- Record production, repair, and machine maintenance information.
- Set up and operate machines, and adjust controls to regulate operations.
- Repairing and Maintaining Mechanical Equipment-Servicing, repairing, adjusting, and testing machines, devices, moving parts, and equipment that operate primarily on the basis of mechanical (not electronic) principles.
- Inspecting Equipment, Structures, or Material-Inspecting equipment, structures, or materials to identify the cause of errors or other problems or defects.
- Getting Information-Observing, receiving, and otherwise obtaining information from all relevant sources.
- Controlling Machines and Processes-Using either control mechanisms or direct physical activity to operate machines or processes (not including computers or vehicles).
- Monitor Processes, Materials, or Surroundings-Monitoring and reviewing information from materials, events, or the environment, to detect or assess problems.
- Identifying Objects, Actions, and Events-Identifying information by categorizing, estimating, recognizing differences or similarities, and detecting changes in circumstances or events.
- Wear Common Protective or Safety Equipment such as Safety Shoes, Glasses, Gloves, Hearing Protection, Hard Hats, or Life Jackets-Requires wearing common protective or safety equipment such as safety shoes, glasses, gloves, hard hats or life jackets
- Exposed to Contaminants-Mostly this job require working exposed to contaminants (such as pollutants, gases, dust or odors)
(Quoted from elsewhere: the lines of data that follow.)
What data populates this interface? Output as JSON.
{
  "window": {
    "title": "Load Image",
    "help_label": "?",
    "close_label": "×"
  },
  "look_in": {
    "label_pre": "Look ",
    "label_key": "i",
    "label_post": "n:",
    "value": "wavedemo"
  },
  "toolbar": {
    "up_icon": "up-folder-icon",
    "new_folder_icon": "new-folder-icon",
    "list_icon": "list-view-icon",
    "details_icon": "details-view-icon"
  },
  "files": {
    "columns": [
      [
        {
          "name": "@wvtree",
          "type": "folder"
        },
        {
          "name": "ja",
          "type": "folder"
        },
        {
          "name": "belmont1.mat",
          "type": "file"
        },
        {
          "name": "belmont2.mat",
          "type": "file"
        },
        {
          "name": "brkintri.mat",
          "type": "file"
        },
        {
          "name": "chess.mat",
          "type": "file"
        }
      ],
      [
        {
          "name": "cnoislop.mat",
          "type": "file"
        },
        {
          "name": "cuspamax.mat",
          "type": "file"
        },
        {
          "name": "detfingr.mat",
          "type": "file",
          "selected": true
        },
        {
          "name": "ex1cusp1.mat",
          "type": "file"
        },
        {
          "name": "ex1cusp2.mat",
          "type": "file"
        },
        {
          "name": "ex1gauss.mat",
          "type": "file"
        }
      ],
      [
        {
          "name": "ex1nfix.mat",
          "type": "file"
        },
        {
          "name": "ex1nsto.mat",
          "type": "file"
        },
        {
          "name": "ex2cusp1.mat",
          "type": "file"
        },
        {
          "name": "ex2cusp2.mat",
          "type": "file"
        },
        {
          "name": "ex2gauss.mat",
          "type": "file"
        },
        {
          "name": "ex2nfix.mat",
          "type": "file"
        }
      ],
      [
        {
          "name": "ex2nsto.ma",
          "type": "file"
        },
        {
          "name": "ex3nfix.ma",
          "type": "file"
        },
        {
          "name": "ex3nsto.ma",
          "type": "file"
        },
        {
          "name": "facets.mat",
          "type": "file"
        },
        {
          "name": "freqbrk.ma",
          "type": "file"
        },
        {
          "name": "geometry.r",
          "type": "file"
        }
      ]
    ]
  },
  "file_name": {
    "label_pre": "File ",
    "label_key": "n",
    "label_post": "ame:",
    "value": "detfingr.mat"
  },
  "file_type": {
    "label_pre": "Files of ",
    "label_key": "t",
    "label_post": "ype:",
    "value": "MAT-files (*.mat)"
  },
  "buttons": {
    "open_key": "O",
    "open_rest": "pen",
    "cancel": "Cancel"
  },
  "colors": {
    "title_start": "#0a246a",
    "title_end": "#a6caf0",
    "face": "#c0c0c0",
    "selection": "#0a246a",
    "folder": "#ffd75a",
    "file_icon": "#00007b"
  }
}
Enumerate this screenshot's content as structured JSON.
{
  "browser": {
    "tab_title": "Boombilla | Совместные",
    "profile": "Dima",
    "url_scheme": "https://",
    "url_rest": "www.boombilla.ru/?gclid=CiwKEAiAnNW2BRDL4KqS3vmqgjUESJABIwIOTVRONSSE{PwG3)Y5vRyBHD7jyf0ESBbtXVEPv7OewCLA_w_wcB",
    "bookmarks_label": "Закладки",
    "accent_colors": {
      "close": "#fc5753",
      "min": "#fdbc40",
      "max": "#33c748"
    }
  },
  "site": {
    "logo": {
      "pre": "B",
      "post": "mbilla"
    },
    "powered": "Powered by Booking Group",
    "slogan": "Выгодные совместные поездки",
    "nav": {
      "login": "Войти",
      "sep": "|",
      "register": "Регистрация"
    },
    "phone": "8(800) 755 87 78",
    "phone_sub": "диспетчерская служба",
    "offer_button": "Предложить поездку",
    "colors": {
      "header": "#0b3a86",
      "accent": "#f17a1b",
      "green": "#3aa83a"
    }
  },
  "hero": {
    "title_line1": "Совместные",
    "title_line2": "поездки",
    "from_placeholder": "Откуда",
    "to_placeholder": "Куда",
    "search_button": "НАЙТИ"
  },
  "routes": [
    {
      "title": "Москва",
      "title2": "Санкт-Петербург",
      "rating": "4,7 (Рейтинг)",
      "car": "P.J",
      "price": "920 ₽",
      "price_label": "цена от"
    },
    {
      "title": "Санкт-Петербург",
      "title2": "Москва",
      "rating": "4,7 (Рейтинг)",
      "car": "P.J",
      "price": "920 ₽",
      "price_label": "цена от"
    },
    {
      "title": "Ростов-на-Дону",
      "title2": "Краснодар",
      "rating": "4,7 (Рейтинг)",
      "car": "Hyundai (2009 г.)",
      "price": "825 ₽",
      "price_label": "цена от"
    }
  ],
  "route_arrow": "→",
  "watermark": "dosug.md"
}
- Face-to-Face Discussions-Mostly you have to have face-to-face discussions with individuals or teams in this job?
- Sounds, Noise Levels Are Distracting or Uncomfortable-Mostly this job require working exposed to sounds and noise levels that are distracting or uncomfortable
- Freedom to Make Decisions-The job offers decision making freedom without supervision
- Spend Time Using Your Hands to Handle, Control, or Feel Objects, Tools, or Controls-Mostly this job requires using your hands to handle, control, or feel objects, tools or controls
- Contact With Others-This job require the worker to be in contact with others (face-to-face, by telephone, or otherwise) in order to perform it?
- Exposed to Hazardous Equipment-Mostly this job require exposure to hazardous equipment
- Facilities management software e.g. Computerized maintenance management system software CMMS
- Data base user interface and query software e.g. Database software
- Spreadsheet software e.g. Microsoft Excel
- Office suite software e.g. Microsoft Office
- Electronic mail software e.g. Microsoft Outlook
- Word processing software e.g. Microsoft Word
- Enterprise resource planning ERP software e.g. SAP
- Calendar and scheduling software e.g. Scheduling software
- Spreadsheet software
- Internet browser software e.g. Web browser software
- Abrasive stones e.g.Abrasive rubbing stones
- Abrasive drums e.g.Abrasive wheels
- Adjustable widemouth pliers
- Adjustable wrenches
- Metal band sawing machine e.g.Bandsaws
- Power saws e.g.Bench saws
- Manual press brake e.g.Brakes
- Power buffers e.g.Buffing machines
- Hoists e.g.Chain falls
- Compressed air gun e.g.Compressed air guns